Email is equally impressive. I had my doubts, but since I’m a Mac user who uses the free Mail application, all my accounts, even unused ones were picked up by the phone and it went out and got my mail without any real interaction on my part. Impressive and addictive. Since I’m not a Blackberry user, I can see myself with a similar addiction problem with email and a phone, just with a more graphical interface and sweet sweet flick scrolling. I am quickly sensing that I’ll have some rules laid down by my wife that will forbid checking email during social times and meals. I would imagine that the non-Crackberry people will find themselves in a similar state of email bliss. I’m not sure this is entirely a good thing, but responding to clients and critical emails from anywhere will be nice.

Google Maps is crazy. You type in where you are (city or address or whatever) and it brings up the same style of Google maps as the web app. There are tabs for map view or satellite view with a list view that toggles a recent searches screen. Very very nice. The pinching and moving with fingers is something to experience. If you are viewing an area with real-time traffic available, that information will show up in map view and I can imagine that even with a slower load time, would prove invaluable for commuters and travelers. It’s a great app and almost as addictive as browsing the web and email. Bravo.

YouTube is really easy to search and very fun. For the videos we’ve looked at, the iPhone version is better and easier to get around than the web version. I haven’t tried viewing a video over EDGE, just WiFi, but it’s really smooth and being able to scrub around in the video to do things like watch a pratfall or hear a nice quote is amazing. When I’ve seen commercials in the past with phones and video, nothing has touched what Apple has done here. Brilliant again. Now we wait for more videos to show up in iPhone format.

The screen does smudge but it’s bright and clear enough that unless you tilt the phone to catch the glare, you won’t notice. Maybe if you are a heavy lotion user or your hands are perpetually coated with a thick layer of petroleum jelly the smudges will be a problem. The supplied cloth makes it as good as new with a minimum of fuss. Only anal freaks will likely have issues. And I imagine those issues will be around long after the iPhone has been supplanted by the brain implant phone.

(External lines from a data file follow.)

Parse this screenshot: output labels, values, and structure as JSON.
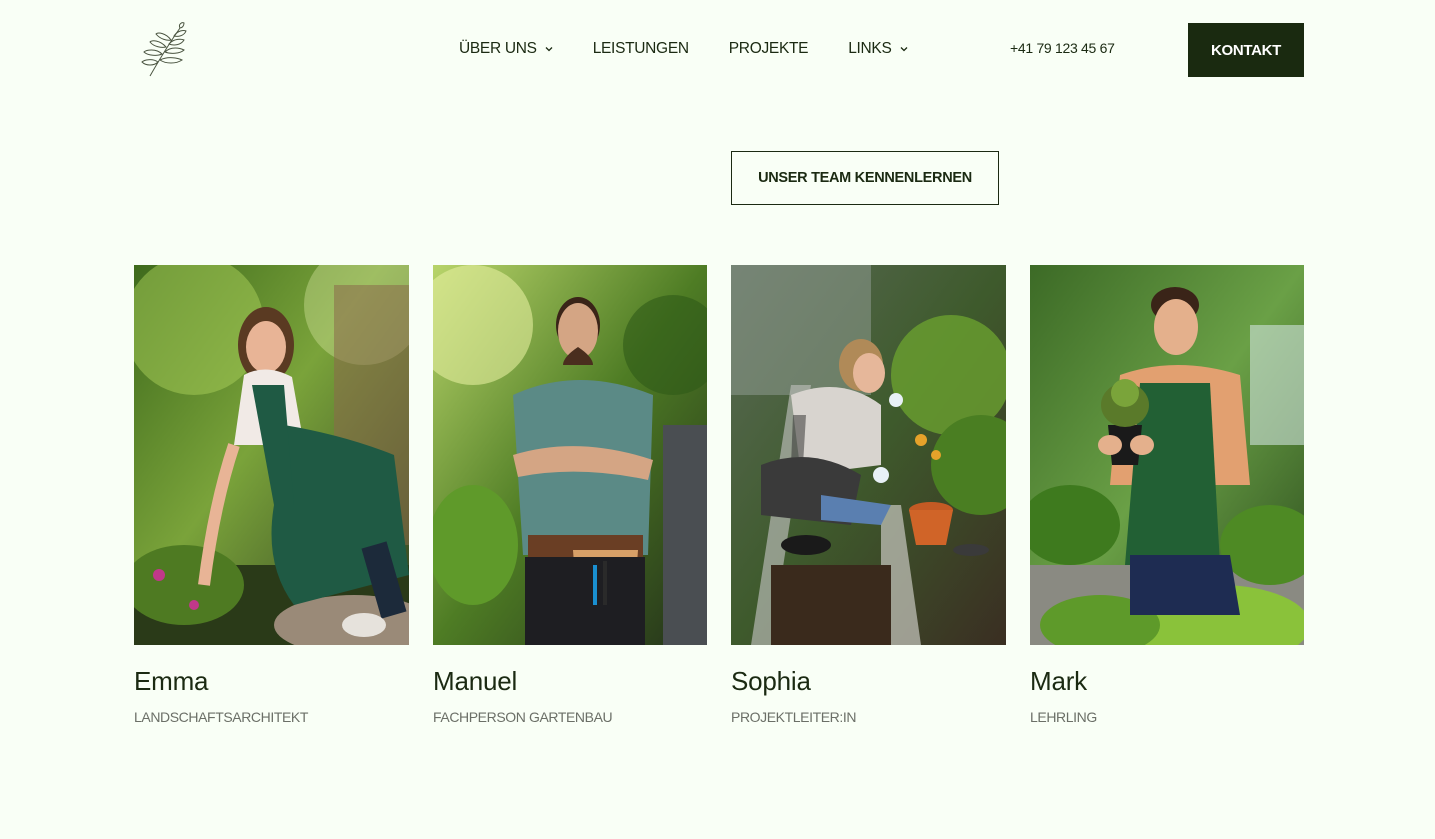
{
  "header": {
    "nav": [
      {
        "label": "ÜBER UNS",
        "has_dropdown": true
      },
      {
        "label": "LEISTUNGEN",
        "has_dropdown": false
      },
      {
        "label": "PROJEKTE",
        "has_dropdown": false
      },
      {
        "label": "LINKS",
        "has_dropdown": true
      }
    ],
    "phone": "+41 79 123 45 67",
    "contact_label": "KONTAKT",
    "logo_icon": "leaf-branch-icon"
  },
  "team_button_label": "UNSER TEAM KENNENLERNEN",
  "team": [
    {
      "name": "Emma",
      "role": "LANDSCHAFTSARCHITEKT",
      "photo": "gardener-woman-planting-photo"
    },
    {
      "name": "Manuel",
      "role": "FACHPERSON GARTENBAU",
      "photo": "gardener-man-arms-crossed-photo"
    },
    {
      "name": "Sophia",
      "role": "PROJEKTLEITER:IN",
      "photo": "gardener-woman-smelling-plant-photo"
    },
    {
      "name": "Mark",
      "role": "LEHRLING",
      "photo": "gardener-man-holding-pot-photo"
    }
  ],
  "colors": {
    "background": "#f9fff6",
    "dark_green": "#1a2a10",
    "text": "#1b2a12",
    "muted": "#6b6f67"
  }
}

The iPod part of the iPhone is really nice as well. I do miss the tactile feel, but not as much as I thought I would. One major caveat: an adapter or new heaphones will be needed. My existing headphone/earbud jacks won’t fit the jack on the iPhone and I’m not a fan of the Apple provided earbuds. I paired my Bluetooth headset no problem and will likely use that for phone calls most of the time. It sounds miles better with the iPhone than my D807. This might be perceptual rather than actual, but the Bluetooth really does seem clearer and better. I can think of a few scenarios where I’ll want to have a microphone on my earbuds and for those times, I expect to use those that came with the iPhone.

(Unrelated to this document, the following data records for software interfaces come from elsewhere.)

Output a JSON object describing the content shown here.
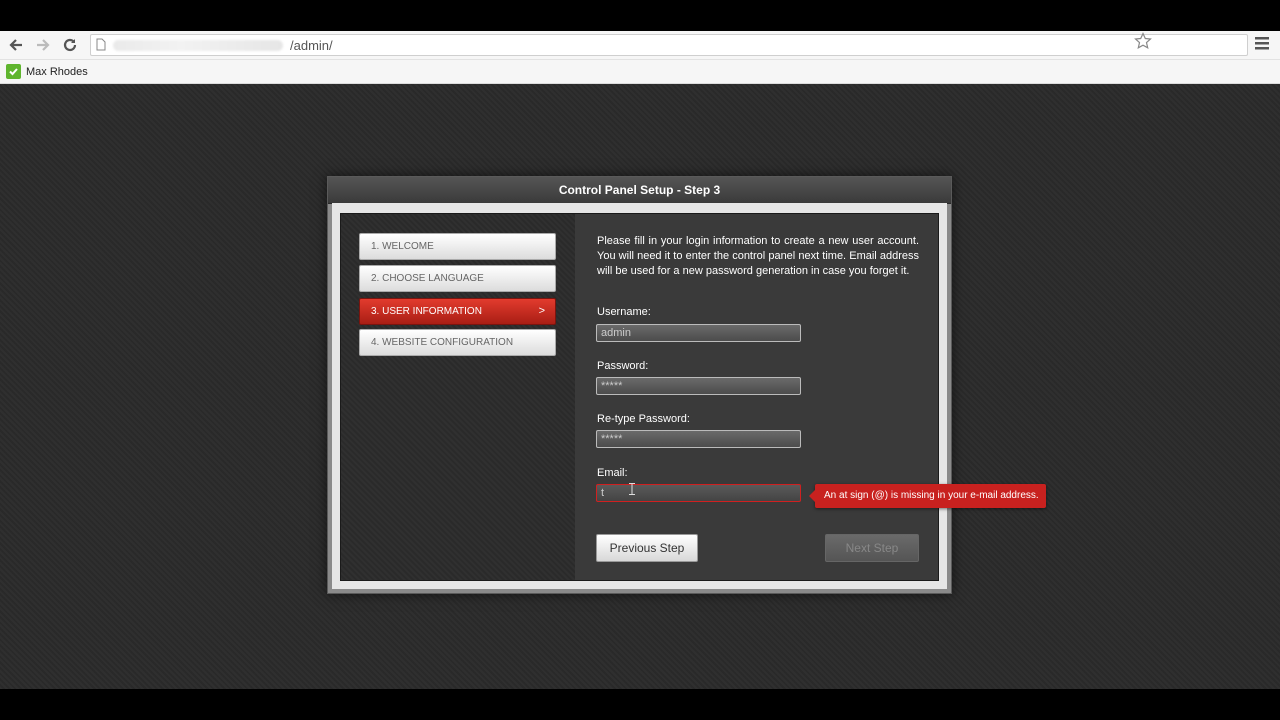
{
  "browser": {
    "url_path": "/admin/",
    "bookmark_label": "Max Rhodes"
  },
  "panel": {
    "title": "Control Panel Setup - Step 3"
  },
  "steps": [
    {
      "label": "1. WELCOME"
    },
    {
      "label": "2. CHOOSE LANGUAGE"
    },
    {
      "label": "3. USER INFORMATION",
      "chevron": ">"
    },
    {
      "label": "4. WEBSITE CONFIGURATION"
    }
  ],
  "form": {
    "intro": "Please fill in your login information to create a new user account. You will need it to enter the control panel next time. Email address will be used for a new password generation in case you forget it.",
    "username_label": "Username:",
    "username_value": "admin",
    "password_label": "Password:",
    "password_value": "*****",
    "retype_label": "Re-type Password:",
    "retype_value": "*****",
    "email_label": "Email:",
    "email_value": "t",
    "error_message": "An at sign (@) is missing in your e-mail address.",
    "prev_label": "Previous Step",
    "next_label": "Next Step"
  },
  "colors": {
    "accent": "#c8211f",
    "page_bg": "#2b2b2b"
  }
}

All in all, I’m very impressed with the interface and the device as a whole. Unlike other handhelds or phones, this is something that I want to use. I don’t loathe trying to find a contact or send a text message or email.

Things I Don’t Like
These are really things that I hope are addressed in software updates or are things I’ve overlooked or can’t find.

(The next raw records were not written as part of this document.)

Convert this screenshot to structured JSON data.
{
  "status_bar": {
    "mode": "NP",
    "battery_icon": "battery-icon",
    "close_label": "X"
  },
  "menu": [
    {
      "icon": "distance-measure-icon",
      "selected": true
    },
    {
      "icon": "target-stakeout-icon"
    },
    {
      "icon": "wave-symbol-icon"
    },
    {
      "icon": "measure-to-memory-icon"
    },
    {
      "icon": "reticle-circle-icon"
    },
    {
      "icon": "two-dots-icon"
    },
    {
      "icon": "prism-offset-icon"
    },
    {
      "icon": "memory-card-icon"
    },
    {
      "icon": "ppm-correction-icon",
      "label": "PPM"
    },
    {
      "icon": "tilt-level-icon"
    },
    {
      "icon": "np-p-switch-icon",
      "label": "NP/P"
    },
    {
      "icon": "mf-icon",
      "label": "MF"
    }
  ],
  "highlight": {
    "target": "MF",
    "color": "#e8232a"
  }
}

  • I can’t see a way to send contact information. If I have a contact and want to share it, there doesn’t appear to be a way to do it.
  • Music management isn’t as nice as with regular iPods. You have to move playlists only. Unless I’ve missed something. Lame. FIX THIS APPLE.
  • Typing. I’ve got large man hands and it has been slow going. I’m sticking to single index finger typing for now, but it’s been a little harder than I’d hoped. This is not a deal-breaker, just a whine. I wish more apps worked in landscape mode so typing was a little easier.
  • Too many clicks to pause music.
  • Reading feeds mean web browsing. I want a feed reader.

Here are some other first impressions:
Daring Fireball
Ars Technica
Great observation in Time
Derek Powazek
Jason Kottke: 1, 2

I’ll likely add to this post or create new ones over the next little while. I’m digging on this new toy. Pretty damn hard. Bravo Apple!